The Astoria City Council on Tuesday approved thinning two overly dense swaths of the Bear Creek watershed.
The 3,700-acre watershed provides the city's drinking water. In 2015, the city agreed to limit logging in exchange for banking carbon sequestration credits sold to industrial polluters to offset their environmental impact.
The City Council approved taking bids on a 43-acre thinning in the northwest corner of the watershed this summer that would mimic historic forests and could earn the city $250,000.
Known as a variable retention harvest, the thinning would leave 30% to 50% of existing trees, mimicking the spacing of old growth forests. Benjamin Hayes, the city forester, said the project would also increase the species diversity of a stand dominated by hemlocks.

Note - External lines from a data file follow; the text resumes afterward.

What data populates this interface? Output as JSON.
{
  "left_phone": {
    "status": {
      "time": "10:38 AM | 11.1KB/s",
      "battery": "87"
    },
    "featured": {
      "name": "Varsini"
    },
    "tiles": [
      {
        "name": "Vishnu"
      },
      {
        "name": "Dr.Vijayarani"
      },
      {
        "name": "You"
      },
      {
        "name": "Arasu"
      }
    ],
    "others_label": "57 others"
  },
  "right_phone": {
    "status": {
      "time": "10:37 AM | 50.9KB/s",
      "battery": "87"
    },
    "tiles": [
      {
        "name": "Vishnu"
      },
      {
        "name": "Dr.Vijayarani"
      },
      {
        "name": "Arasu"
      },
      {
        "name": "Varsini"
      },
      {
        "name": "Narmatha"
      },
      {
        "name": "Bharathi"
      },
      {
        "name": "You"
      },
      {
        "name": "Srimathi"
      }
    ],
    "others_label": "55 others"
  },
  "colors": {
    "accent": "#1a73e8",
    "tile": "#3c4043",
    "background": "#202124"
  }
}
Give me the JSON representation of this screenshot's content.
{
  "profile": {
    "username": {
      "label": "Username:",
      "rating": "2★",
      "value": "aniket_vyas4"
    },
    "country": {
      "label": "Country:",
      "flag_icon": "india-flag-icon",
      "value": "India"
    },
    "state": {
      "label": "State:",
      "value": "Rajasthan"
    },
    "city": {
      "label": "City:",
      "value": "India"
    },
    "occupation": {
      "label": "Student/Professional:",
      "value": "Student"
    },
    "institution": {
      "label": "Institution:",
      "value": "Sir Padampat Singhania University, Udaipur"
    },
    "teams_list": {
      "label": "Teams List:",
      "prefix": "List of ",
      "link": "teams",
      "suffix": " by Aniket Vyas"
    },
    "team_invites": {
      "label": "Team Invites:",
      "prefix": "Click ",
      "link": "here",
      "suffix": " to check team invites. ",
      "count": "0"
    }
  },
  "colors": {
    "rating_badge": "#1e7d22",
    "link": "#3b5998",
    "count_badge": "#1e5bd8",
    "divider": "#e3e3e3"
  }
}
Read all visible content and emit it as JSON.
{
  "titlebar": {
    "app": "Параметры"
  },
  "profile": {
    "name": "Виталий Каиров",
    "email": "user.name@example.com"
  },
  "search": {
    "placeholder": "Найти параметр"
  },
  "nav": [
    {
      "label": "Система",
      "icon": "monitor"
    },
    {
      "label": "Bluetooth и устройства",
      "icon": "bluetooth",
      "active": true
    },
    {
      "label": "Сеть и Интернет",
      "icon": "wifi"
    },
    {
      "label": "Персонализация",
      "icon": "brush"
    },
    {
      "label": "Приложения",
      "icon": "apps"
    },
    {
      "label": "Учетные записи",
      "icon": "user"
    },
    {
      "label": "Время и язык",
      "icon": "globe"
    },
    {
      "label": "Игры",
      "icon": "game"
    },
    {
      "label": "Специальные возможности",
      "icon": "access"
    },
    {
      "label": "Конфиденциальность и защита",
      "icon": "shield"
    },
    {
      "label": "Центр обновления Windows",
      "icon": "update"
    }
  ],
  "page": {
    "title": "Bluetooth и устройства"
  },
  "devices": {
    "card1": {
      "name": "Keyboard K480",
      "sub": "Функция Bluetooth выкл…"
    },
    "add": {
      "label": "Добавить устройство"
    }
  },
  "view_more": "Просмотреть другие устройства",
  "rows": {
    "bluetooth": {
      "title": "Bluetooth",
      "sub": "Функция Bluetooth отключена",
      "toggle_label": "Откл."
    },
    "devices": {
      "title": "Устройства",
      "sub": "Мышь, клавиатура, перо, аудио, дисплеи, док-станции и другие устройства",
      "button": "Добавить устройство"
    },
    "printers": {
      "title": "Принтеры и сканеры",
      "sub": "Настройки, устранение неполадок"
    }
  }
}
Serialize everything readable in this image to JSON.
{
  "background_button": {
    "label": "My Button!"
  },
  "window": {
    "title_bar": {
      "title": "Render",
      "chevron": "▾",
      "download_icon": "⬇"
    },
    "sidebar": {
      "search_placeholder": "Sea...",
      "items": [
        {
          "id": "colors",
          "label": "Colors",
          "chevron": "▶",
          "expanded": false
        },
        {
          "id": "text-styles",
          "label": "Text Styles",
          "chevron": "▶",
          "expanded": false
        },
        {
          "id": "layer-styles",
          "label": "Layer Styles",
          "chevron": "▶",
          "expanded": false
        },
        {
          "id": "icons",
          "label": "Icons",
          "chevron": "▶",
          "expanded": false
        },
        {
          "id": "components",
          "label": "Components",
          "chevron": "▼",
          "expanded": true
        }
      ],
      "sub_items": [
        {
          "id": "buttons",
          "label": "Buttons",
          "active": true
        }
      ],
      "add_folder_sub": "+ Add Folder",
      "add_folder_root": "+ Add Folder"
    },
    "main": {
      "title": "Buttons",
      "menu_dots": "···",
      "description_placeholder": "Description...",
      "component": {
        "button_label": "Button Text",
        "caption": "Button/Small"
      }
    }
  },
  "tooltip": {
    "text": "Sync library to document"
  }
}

“When we replant, for instance, we’re putting in cedar, but we’re also retaining all of the spruce and cedar — some alder – and increasing the species diversity across the whole northwest portion of the watershed,” Hayes said.
The city did not have a harvest in 2020, when it sold $837,500 worth of carbon sequestration credits. With the city unable to make profitable timber sales some years, city staff is looking at how to supplement capital improvement funds with carbon sequestration credits.
The City Council also approved taking bids on a 70-acre thinning of new forest just west of the main Bear Creek Reservoir planted after a windstorm in 2007. The 14-year-old forest has grown to around 1,000 trees per acre, too dense for healthy growth and too small to have any commercial value. The thinning project would reduce the density to around 300 trees per acre and cost the city between $20,000 and $30,000.
Hayes has pointed to such thinning projects as a primary method of forest stewardship in the Bear Creek watershed, along with road maintenance to improve water quality.